The entries below must be retyped in full. Keep every word the same.

[GIVEN RECORDS Boundary: Start]

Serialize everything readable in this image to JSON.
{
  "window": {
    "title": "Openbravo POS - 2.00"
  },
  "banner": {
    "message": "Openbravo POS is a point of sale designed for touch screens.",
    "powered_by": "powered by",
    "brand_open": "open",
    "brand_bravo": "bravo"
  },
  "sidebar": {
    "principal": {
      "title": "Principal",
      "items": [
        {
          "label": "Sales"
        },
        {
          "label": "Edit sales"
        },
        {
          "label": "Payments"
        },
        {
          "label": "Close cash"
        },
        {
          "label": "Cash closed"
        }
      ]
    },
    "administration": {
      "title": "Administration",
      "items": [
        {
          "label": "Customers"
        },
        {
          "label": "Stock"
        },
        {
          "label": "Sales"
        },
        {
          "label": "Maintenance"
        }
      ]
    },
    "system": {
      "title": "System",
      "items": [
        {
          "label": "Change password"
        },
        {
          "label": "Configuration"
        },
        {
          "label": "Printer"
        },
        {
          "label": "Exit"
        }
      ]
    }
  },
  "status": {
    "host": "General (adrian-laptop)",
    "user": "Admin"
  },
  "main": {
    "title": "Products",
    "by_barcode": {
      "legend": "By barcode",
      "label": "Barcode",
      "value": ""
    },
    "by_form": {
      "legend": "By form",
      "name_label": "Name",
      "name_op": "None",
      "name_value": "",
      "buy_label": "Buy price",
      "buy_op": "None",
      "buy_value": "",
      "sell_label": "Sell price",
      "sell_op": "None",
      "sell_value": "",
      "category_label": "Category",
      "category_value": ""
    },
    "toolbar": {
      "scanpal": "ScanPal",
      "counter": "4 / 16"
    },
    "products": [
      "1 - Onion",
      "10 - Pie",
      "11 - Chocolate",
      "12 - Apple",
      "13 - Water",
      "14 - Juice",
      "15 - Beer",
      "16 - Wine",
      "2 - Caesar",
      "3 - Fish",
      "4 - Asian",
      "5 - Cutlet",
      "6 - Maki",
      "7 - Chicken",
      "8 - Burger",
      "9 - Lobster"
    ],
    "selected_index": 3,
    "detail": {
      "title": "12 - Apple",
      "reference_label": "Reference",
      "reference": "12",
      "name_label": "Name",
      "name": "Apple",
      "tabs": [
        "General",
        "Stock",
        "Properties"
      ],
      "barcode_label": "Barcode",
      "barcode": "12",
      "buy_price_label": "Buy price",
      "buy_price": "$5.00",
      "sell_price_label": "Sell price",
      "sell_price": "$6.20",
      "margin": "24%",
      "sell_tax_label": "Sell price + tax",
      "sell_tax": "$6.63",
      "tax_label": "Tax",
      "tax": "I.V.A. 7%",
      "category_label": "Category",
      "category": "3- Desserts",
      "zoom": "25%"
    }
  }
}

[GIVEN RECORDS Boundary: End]

EXERCISE SOLUTION —
Serialize everything readable in this image to JSON.
{
  "window": {
    "title": "Openbravo POS - 2.00"
  },
  "banner": {
    "message": "Openbravo POS is a point of sale designed for touch screens.",
    "powered_by": "powered by",
    "brand_open": "open",
    "brand_bravo": "bravo"
  },
  "sidebar": {
    "principal": {
      "title": "Principal",
      "items": [
        {
          "label": "Sales"
        },
        {
          "label": "Edit sales"
        },
        {
          "label": "Payments"
        },
        {
          "label": "Close cash"
        },
        {
          "label": "Cash closed"
        }
      ]
    },
    "administration": {
      "title": "Administration",
      "items": [
        {
          "label": "Customers"
        },
        {
          "label": "Stock"
        },
        {
          "label": "Sales"
        },
        {
          "label": "Maintenance"
        }
      ]
    },
    "system": {
      "title": "System",
      "items": [
        {
          "label": "Change password"
        },
        {
          "label": "Configuration"
        },
        {
          "label": "Printer"
        },
        {
          "label": "Exit"
        }
      ]
    }
  },
  "status": {
    "host": "General (adrian-laptop)",
    "user": "Admin"
  },
  "main": {
    "title": "Products",
    "by_barcode": {
      "legend": "By barcode",
      "label": "Barcode",
      "value": ""
    },
    "by_form": {
      "legend": "By form",
      "name_label": "Name",
      "name_op": "None",
      "name_value": "",
      "buy_label": "Buy price",
      "buy_op": "None",
      "buy_value": "",
      "sell_label": "Sell price",
      "sell_op": "None",
      "sell_value": "",
      "category_label": "Category",
      "category_value": ""
    },
    "toolbar": {
      "scanpal": "ScanPal",
      "counter": "4 / 16"
    },
    "products": [
      "1 - Onion",
      "10 - Pie",
      "11 - Chocolate",
      "12 - Apple",
      "13 - Water",
      "14 - Juice",
      "15 - Beer",
      "16 - Wine",
      "2 - Caesar",
      "3 - Fish",
      "4 - Asian",
      "5 - Cutlet",
      "6 - Maki",
      "7 - Chicken",
      "8 - Burger",
      "9 - Lobster"
    ],
    "selected_index": 3,
    "detail": {
      "title": "12 - Apple",
      "reference_label": "Reference",
      "reference": "12",
      "name_label": "Name",
      "name": "Apple",
      "tabs": [
        "General",
        "Stock",
        "Properties"
      ],
      "barcode_label": "Barcode",
      "barcode": "12",
      "buy_price_label": "Buy price",
      "buy_price": "$5.00",
      "sell_price_label": "Sell price",
      "sell_price": "$6.20",
      "margin": "24%",
      "sell_tax_label": "Sell price + tax",
      "sell_tax": "$6.63",
      "tax_label": "Tax",
      "tax": "I.V.A. 7%",
      "category_label": "Category",
      "category": "3- Desserts",
      "zoom": "25%"
    }
  }
}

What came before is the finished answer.